Statewide school bus driver shortage may cause school transportation disruptions
Guest Editorial by the New York Association for Pupil Transportation
The New York Association for Pupil Transportation (NYAPT) is reminding drivers to be extra careful this year as school districts begin to reopen across the state. NYAPT is also alerting parents and caregivers that there could be disruptions to school transportation this year, as school districts continue to face an unprecedented shortage in school bus drivers driven by the ongoing demand for workers across the state.
According to a statewide survey of school bus drivers conducted by NYAPT, an estimated 50,000 motorists in New York illegally pass stopped school buses every day school is in session – endangering students and putting their lives at risk.

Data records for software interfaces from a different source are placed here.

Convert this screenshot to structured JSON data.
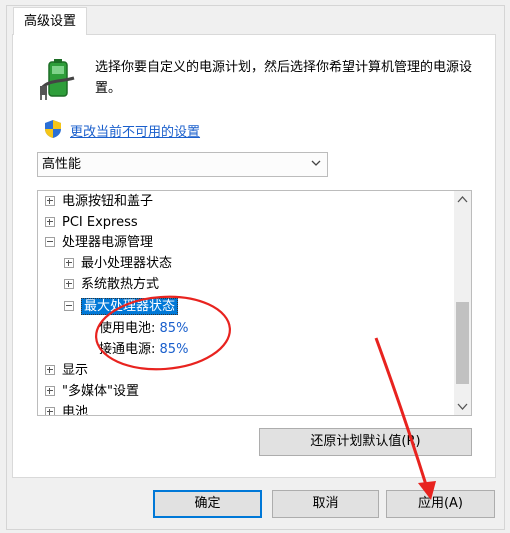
{
  "tab": {
    "label": "高级设置"
  },
  "description": "选择你要自定义的电源计划，然后选择你希望计算机管理的电源设置。",
  "settings_link": "更改当前不可用的设置",
  "plan_select": {
    "value": "高性能"
  },
  "tree": [
    {
      "label": "电源按钮和盖子",
      "expander": "plus"
    },
    {
      "label": "PCI Express",
      "expander": "plus"
    },
    {
      "label": "处理器电源管理",
      "expander": "minus"
    },
    {
      "label": "最小处理器状态",
      "expander": "plus"
    },
    {
      "label": "系统散热方式",
      "expander": "plus"
    },
    {
      "label": "最大处理器状态",
      "expander": "minus",
      "selected": true
    },
    {
      "label": "使用电池:",
      "value": "85%"
    },
    {
      "label": "接通电源:",
      "value": "85%"
    },
    {
      "label": "显示",
      "expander": "plus"
    },
    {
      "label": "\"多媒体\"设置",
      "expander": "plus"
    },
    {
      "label": "电池",
      "expander": "plus"
    }
  ],
  "buttons": {
    "restore": "还原计划默认值(R)",
    "ok": "确定",
    "cancel": "取消",
    "apply": "应用(A)"
  },
  "colors": {
    "annotation": "#e8231f",
    "link": "#1a5fcc",
    "selection": "#0078d7"
  }
}
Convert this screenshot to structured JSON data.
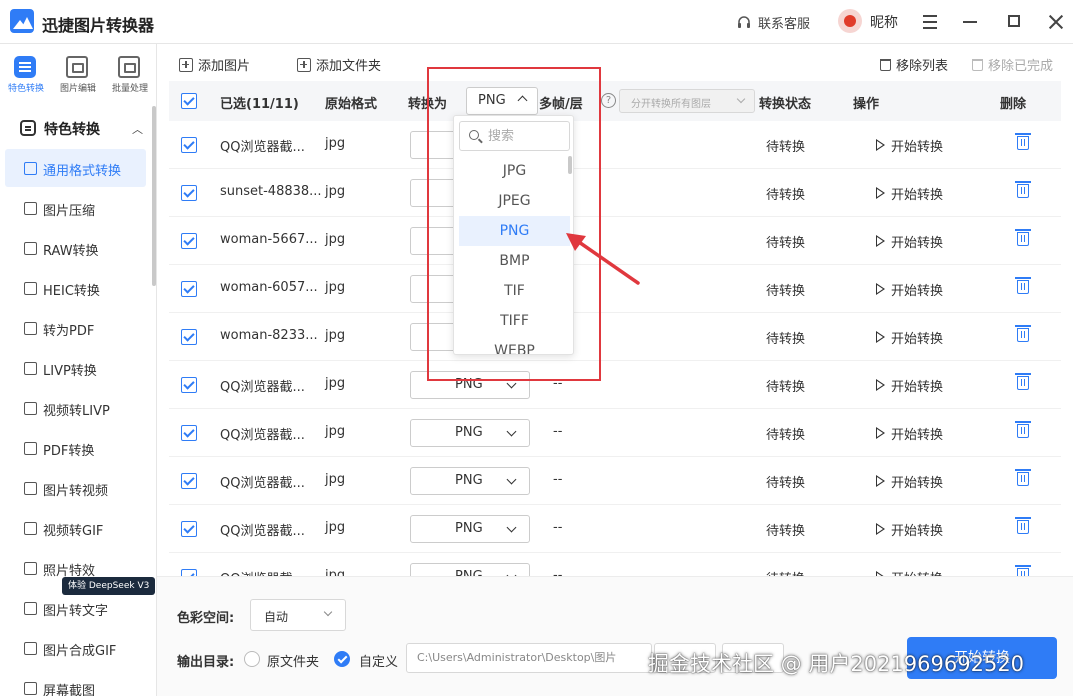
{
  "app": {
    "title": "迅捷图片转换器",
    "support": "联系客服",
    "nickname": "昵称"
  },
  "top_nav": [
    {
      "label": "特色转换",
      "active": true
    },
    {
      "label": "图片编辑",
      "active": false
    },
    {
      "label": "批量处理",
      "active": false
    }
  ],
  "sidebar": {
    "section": "特色转换",
    "items": [
      {
        "label": "通用格式转换",
        "active": true
      },
      {
        "label": "图片压缩"
      },
      {
        "label": "RAW转换"
      },
      {
        "label": "HEIC转换"
      },
      {
        "label": "转为PDF"
      },
      {
        "label": "LIVP转换"
      },
      {
        "label": "视频转LIVP"
      },
      {
        "label": "PDF转换"
      },
      {
        "label": "图片转视频"
      },
      {
        "label": "视频转GIF"
      },
      {
        "label": "照片特效"
      },
      {
        "label": "图片转文字"
      },
      {
        "label": "图片合成GIF"
      },
      {
        "label": "屏幕截图"
      }
    ],
    "badge": "体验 DeepSeek V3"
  },
  "toolbar": {
    "add_image": "添加图片",
    "add_folder": "添加文件夹",
    "remove_list": "移除列表",
    "remove_done": "移除已完成"
  },
  "table": {
    "headers": {
      "selected": "已选(11/11)",
      "original_format": "原始格式",
      "convert_to": "转换为",
      "frames": "多帧/层",
      "help": "?",
      "frames_placeholder": "分开转换所有图层",
      "status": "转换状态",
      "action": "操作",
      "delete": "删除"
    },
    "head_format": "PNG",
    "rows": [
      {
        "name": "QQ浏览器截...",
        "format": "jpg",
        "target": "",
        "frames": "",
        "status": "待转换",
        "action": "开始转换"
      },
      {
        "name": "sunset-48838...",
        "format": "jpg",
        "target": "",
        "frames": "",
        "status": "待转换",
        "action": "开始转换"
      },
      {
        "name": "woman-5667...",
        "format": "jpg",
        "target": "",
        "frames": "",
        "status": "待转换",
        "action": "开始转换"
      },
      {
        "name": "woman-6057...",
        "format": "jpg",
        "target": "",
        "frames": "",
        "status": "待转换",
        "action": "开始转换"
      },
      {
        "name": "woman-8233...",
        "format": "jpg",
        "target": "",
        "frames": "",
        "status": "待转换",
        "action": "开始转换"
      },
      {
        "name": "QQ浏览器截...",
        "format": "jpg",
        "target": "PNG",
        "frames": "--",
        "status": "待转换",
        "action": "开始转换"
      },
      {
        "name": "QQ浏览器截...",
        "format": "jpg",
        "target": "PNG",
        "frames": "--",
        "status": "待转换",
        "action": "开始转换"
      },
      {
        "name": "QQ浏览器截...",
        "format": "jpg",
        "target": "PNG",
        "frames": "--",
        "status": "待转换",
        "action": "开始转换"
      },
      {
        "name": "QQ浏览器截...",
        "format": "jpg",
        "target": "PNG",
        "frames": "--",
        "status": "待转换",
        "action": "开始转换"
      },
      {
        "name": "QQ浏览器截...",
        "format": "jpg",
        "target": "PNG",
        "frames": "--",
        "status": "待转换",
        "action": "开始转换"
      }
    ]
  },
  "dropdown": {
    "search_placeholder": "搜索",
    "options": [
      "JPG",
      "JPEG",
      "PNG",
      "BMP",
      "TIF",
      "TIFF",
      "WEBP"
    ],
    "selected": "PNG"
  },
  "footer": {
    "color_space_label": "色彩空间:",
    "color_space_value": "自动",
    "output_label": "输出目录:",
    "opt_original": "原文件夹",
    "opt_custom": "自定义",
    "custom_selected": true,
    "path": "C:\\Users\\Administrator\\Desktop\\图片",
    "start": "开始转换"
  },
  "watermark": "掘金技术社区 @ 用户2021969692520",
  "colors": {
    "accent": "#2f7cf6",
    "annotation": "#e0383e"
  }
}
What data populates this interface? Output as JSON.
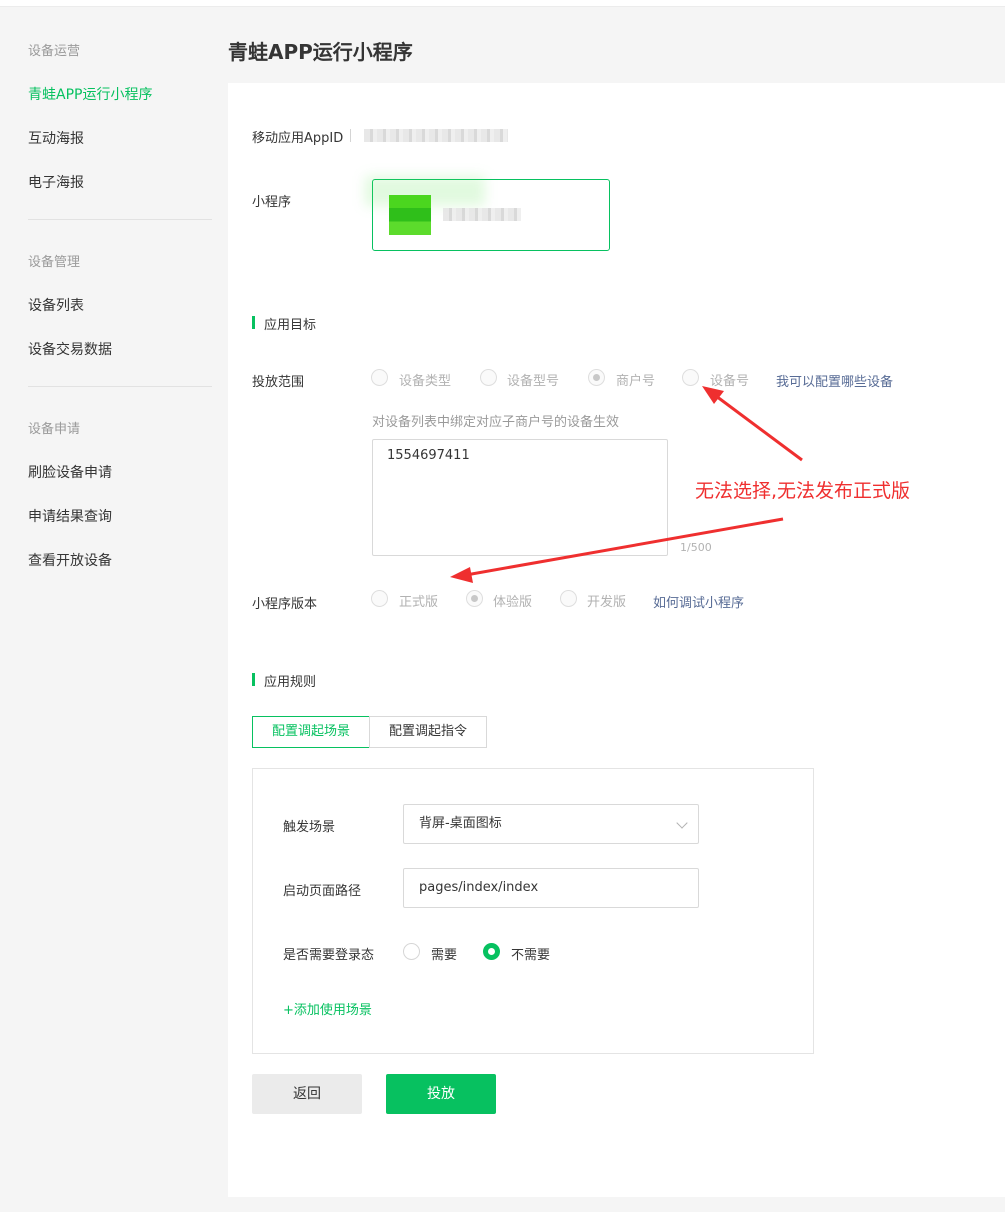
{
  "sidebar": {
    "groups": [
      {
        "title": "设备运营",
        "items": [
          {
            "label": "青蛙APP运行小程序",
            "active": true
          },
          {
            "label": "互动海报"
          },
          {
            "label": "电子海报"
          }
        ]
      },
      {
        "title": "设备管理",
        "items": [
          {
            "label": "设备列表"
          },
          {
            "label": "设备交易数据"
          }
        ]
      },
      {
        "title": "设备申请",
        "items": [
          {
            "label": "刷脸设备申请"
          },
          {
            "label": "申请结果查询"
          },
          {
            "label": "查看开放设备"
          }
        ]
      }
    ]
  },
  "page": {
    "title": "青蛙APP运行小程序"
  },
  "form": {
    "appid_label": "移动应用AppID",
    "miniprogram_label": "小程序",
    "target_section": "应用目标",
    "scope_label": "投放范围",
    "scope_options": [
      "设备类型",
      "设备型号",
      "商户号",
      "设备号"
    ],
    "scope_selected": "商户号",
    "scope_help_link": "我可以配置哪些设备",
    "scope_hint": "对设备列表中绑定对应子商户号的设备生效",
    "merchant_ids": "1554697411",
    "counter": "1/500",
    "version_label": "小程序版本",
    "version_options": [
      "正式版",
      "体验版",
      "开发版"
    ],
    "version_selected": "体验版",
    "version_help_link": "如何调试小程序",
    "rules_section": "应用规则",
    "tabs": [
      "配置调起场景",
      "配置调起指令"
    ],
    "active_tab": "配置调起场景",
    "trigger_label": "触发场景",
    "trigger_value": "背屏-桌面图标",
    "path_label": "启动页面路径",
    "path_value": "pages/index/index",
    "login_label": "是否需要登录态",
    "login_options": [
      "需要",
      "不需要"
    ],
    "login_selected": "不需要",
    "add_scene": "+添加使用场景",
    "back_button": "返回",
    "submit_button": "投放"
  },
  "annotation": {
    "text": "无法选择,无法发布正式版",
    "color": "#ef2f2f"
  },
  "colors": {
    "accent": "#07c160",
    "link": "#576b95",
    "annotation": "#ef2f2f"
  }
}
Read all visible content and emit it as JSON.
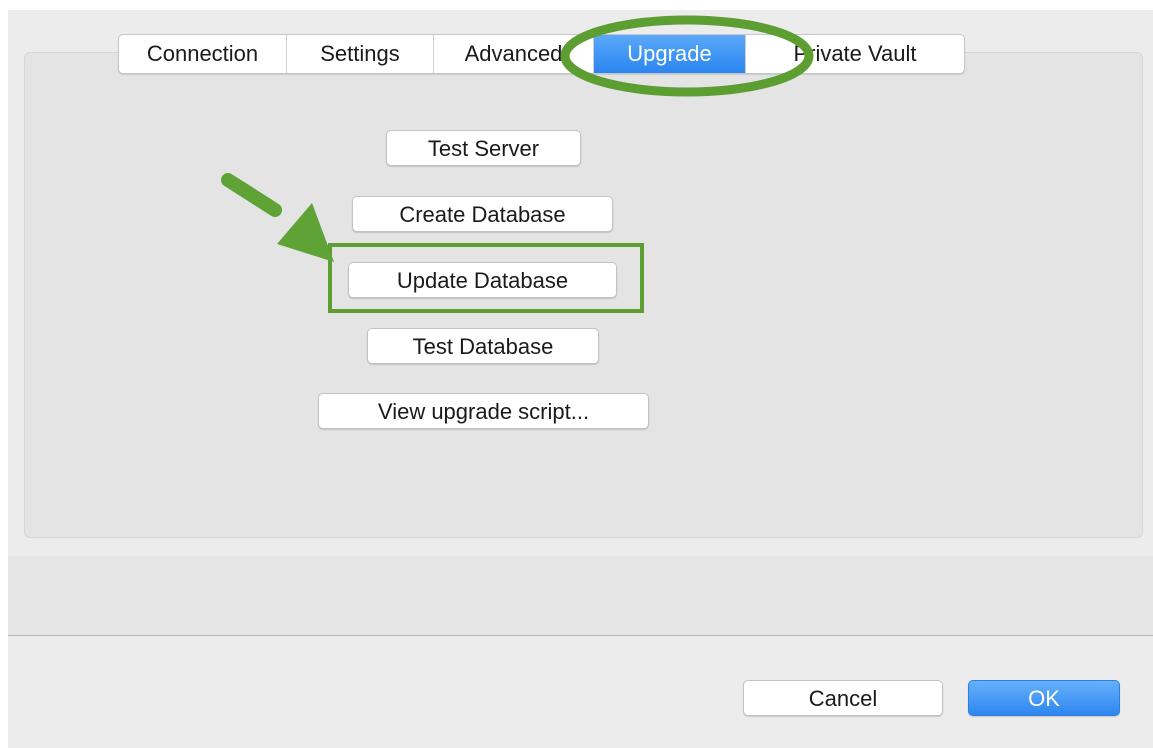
{
  "tabs": {
    "connection": "Connection",
    "settings": "Settings",
    "advanced": "Advanced",
    "upgrade": "Upgrade",
    "private_vault": "Private Vault",
    "selected": "Upgrade"
  },
  "upgrade_panel": {
    "test_server": "Test Server",
    "create_database": "Create Database",
    "update_database": "Update Database",
    "test_database": "Test Database",
    "view_upgrade_script": "View upgrade script..."
  },
  "footer": {
    "cancel": "Cancel",
    "ok": "OK"
  },
  "annotations": {
    "highlight_color": "#5c9e32",
    "arrow_color": "#5fa236",
    "tab_highlight_shape": "ellipse",
    "button_highlight_shape": "rectangle",
    "pointer_icon": "arrow"
  },
  "colors": {
    "accent_blue": "#2b86f0",
    "window_bg": "#ececec",
    "pane_bg": "#e4e4e4"
  }
}
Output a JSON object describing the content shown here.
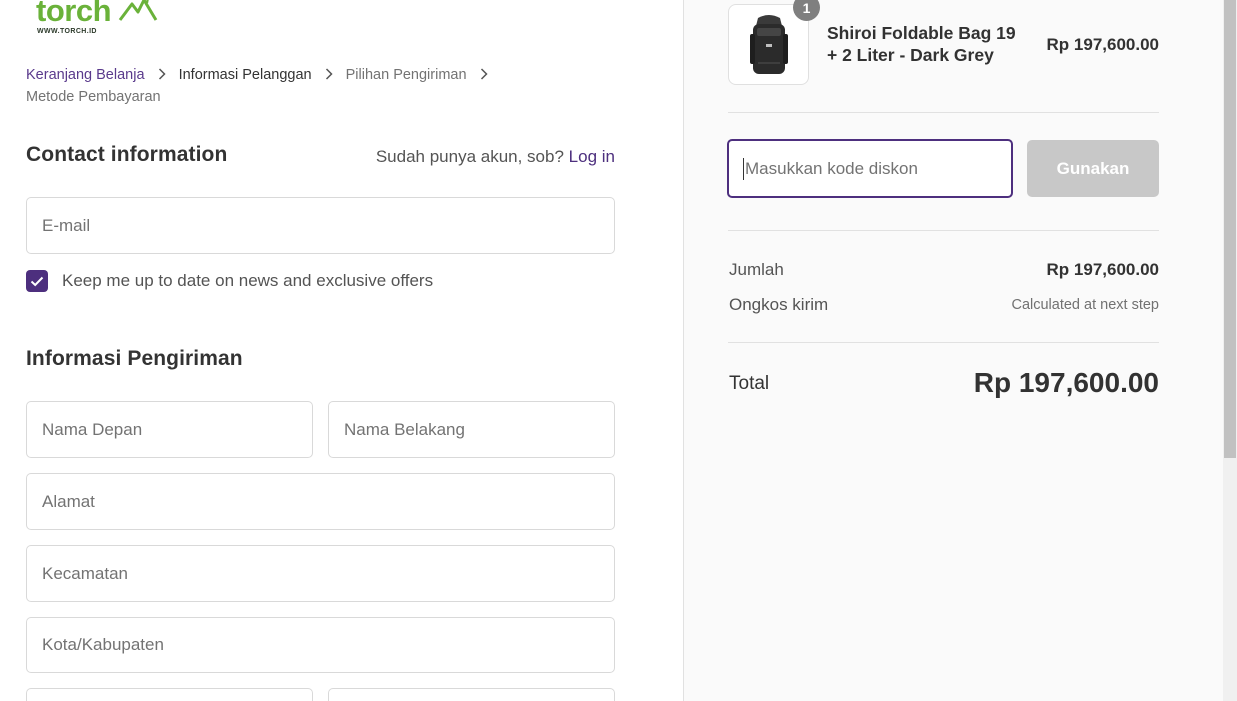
{
  "brand": {
    "name": "torch",
    "url_text": "WWW.TORCH.ID",
    "color": "#6ab23a"
  },
  "breadcrumb": [
    {
      "label": "Keranjang Belanja",
      "state": "link"
    },
    {
      "label": "Informasi Pelanggan",
      "state": "current"
    },
    {
      "label": "Pilihan Pengiriman",
      "state": "upcoming"
    },
    {
      "label": "Metode Pembayaran",
      "state": "upcoming"
    }
  ],
  "contact": {
    "title": "Contact information",
    "login_prompt": "Sudah punya akun, sob?",
    "login_link": "Log in",
    "email_placeholder": "E-mail",
    "newsletter_label": "Keep me up to date on news and exclusive offers",
    "newsletter_checked": true
  },
  "shipping": {
    "title": "Informasi Pengiriman",
    "first_name_placeholder": "Nama Depan",
    "last_name_placeholder": "Nama Belakang",
    "address_placeholder": "Alamat",
    "district_placeholder": "Kecamatan",
    "city_placeholder": "Kota/Kabupaten"
  },
  "order": {
    "item": {
      "name": "Shiroi Foldable Bag 19 + 2 Liter - Dark Grey",
      "price": "Rp 197,600.00",
      "quantity": "1"
    },
    "discount_placeholder": "Masukkan kode diskon",
    "apply_label": "Gunakan",
    "subtotal_label": "Jumlah",
    "subtotal_value": "Rp 197,600.00",
    "shipping_label": "Ongkos kirim",
    "shipping_value": "Calculated at next step",
    "total_label": "Total",
    "total_value": "Rp 197,600.00"
  },
  "colors": {
    "accent": "#4d2f7e",
    "button_disabled": "#c8c8c8",
    "sidebar_bg": "#fafafa"
  }
}
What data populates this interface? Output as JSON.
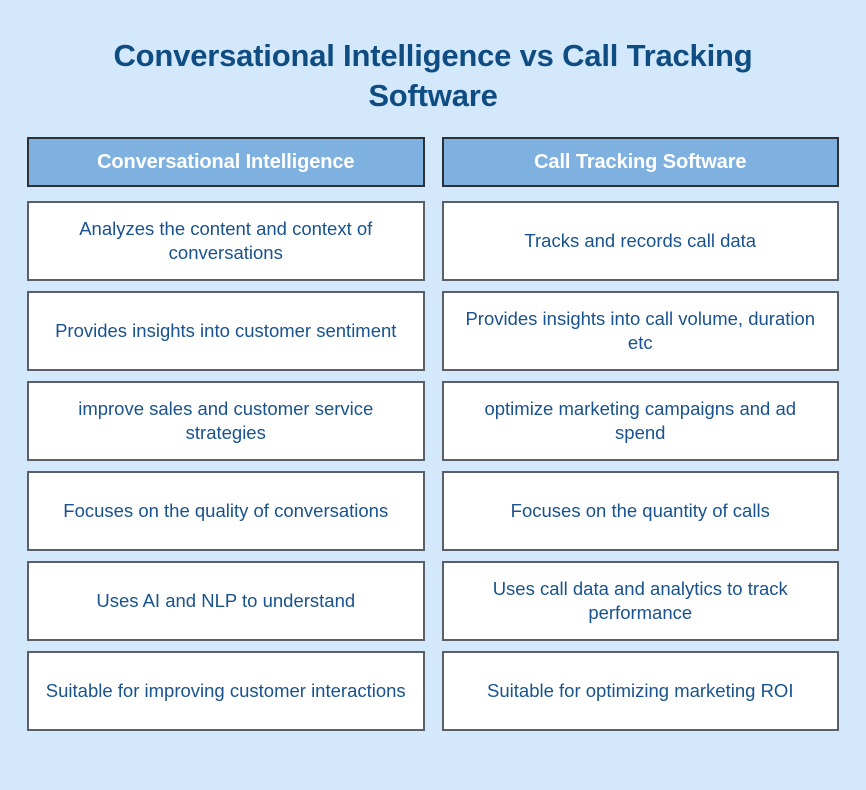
{
  "page": {
    "background_color": "#d4e8fb",
    "title": "Conversational Intelligence vs Call Tracking Software"
  },
  "theme": {
    "title_color": "#0f4c81",
    "header_fill": "#7fb1e0",
    "header_text_color": "#ffffff",
    "header_border_color": "#2c3137",
    "cell_fill": "#ffffff",
    "cell_text_color": "#18538f",
    "cell_border_color": "#5b6068"
  },
  "comparison_table": {
    "headers": [
      "Conversational Intelligence",
      "Call Tracking Software"
    ],
    "rows": [
      {
        "left": "Analyzes the content and context of conversations",
        "right": "Tracks and records call data"
      },
      {
        "left": "Provides insights into customer sentiment",
        "right": "Provides insights into call volume, duration etc"
      },
      {
        "left": "improve sales and customer service strategies",
        "right": "optimize marketing campaigns and ad spend"
      },
      {
        "left": "Focuses on the quality of conversations",
        "right": "Focuses on the quantity of calls"
      },
      {
        "left": "Uses AI and NLP to understand",
        "right": "Uses call data and analytics to track performance"
      },
      {
        "left": "Suitable for improving customer interactions",
        "right": "Suitable for optimizing marketing ROI"
      }
    ]
  }
}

“Providing New York’s school-age children a safe school bus ride to and from school each day is our top priority, and we urge all drivers to do their part and be extra cautious as schools reopen,” said NYAPT President and Transportation Director at Coxsackie-Athens School District Ted Nugent. “We are asking drivers to avoid distractions while driving, be aware that school buses are back on the roads, and to always stop when they see those red lights flashing on a school bus because students’ lives depend on it.”
New York state vehicle and traffic law requires all vehicles to come to a full stop when approaching a school bus stopped with red lights flashing. Red flashing lights indicate that a child is either boarding or disembarking a school bus. New York state law prohibits the passing of a school bus that is stopped with red lights flashing regardless of your direction of travel, even if there is a multi-lane or divided highway.
Penalties for a first-time offense include a fine from $250 to $400, five points on your license and the possibility of 30 days in jail. A second conviction within three years will result in a $600 to $750 fine and up to 180 days in jail; while three or more convictions will result in a fine from $750 to $1,000, mandatory revocation of your driver’s license, and up to 180 days in jail.
NYAPT Executive Director David Christopher said, “Riding a school bus is the safest way for a student to get to and from school each day, and we hope drivers across the state will do their part to keep it that way.”
NYAPT is also alerting parents and caregivers that the New York school transportation industry, like many other school transportation providers across the country, is still experiencing some levels of shortage in school bus driver staffing. A recent survey of NYAPT membership indicates 60% of respondents need to hire more school bus driving staff.
“While Gov. Hochul and the Legislature have made important policy changes to assist schools with recruiting and retaining school bus drivers, many school transportation departments are still struggling to address the driver shortage problem,” NYAPT Executive Director Dave Christopher said. “We ask that parents and caregivers who experience delays in school bus service, or have transportation routes temporarily eliminated due to lack of drivers, be patient and have backup plans for transporting their children to and from school.”
NYAPT also asks that everyone please be patient with their school transportation personnel who might be feeling the pressures of providing transportation services with limited resources.
Finally, NYAPT is urging people who are looking for a rewarding part-time job to consider applying to become a school bus driver. The job has many benefits such as a flexible schedule, competitive hourly pay, employer-provided health insurance, the ability to be home with your school-age children when schools are closed, and in many cases a generous benefits package.
Contact your local school district or private school transportation provider to find out more about becoming a school bus driver.
The New York Association for Pupil Transportation (NYAPT) is a statewide organization dedicated to the support, development and representation of school transportation professionals who are responsible for the safe and efficient transportation of more than 2.3 million school children across New York state. Visit nyapt.org.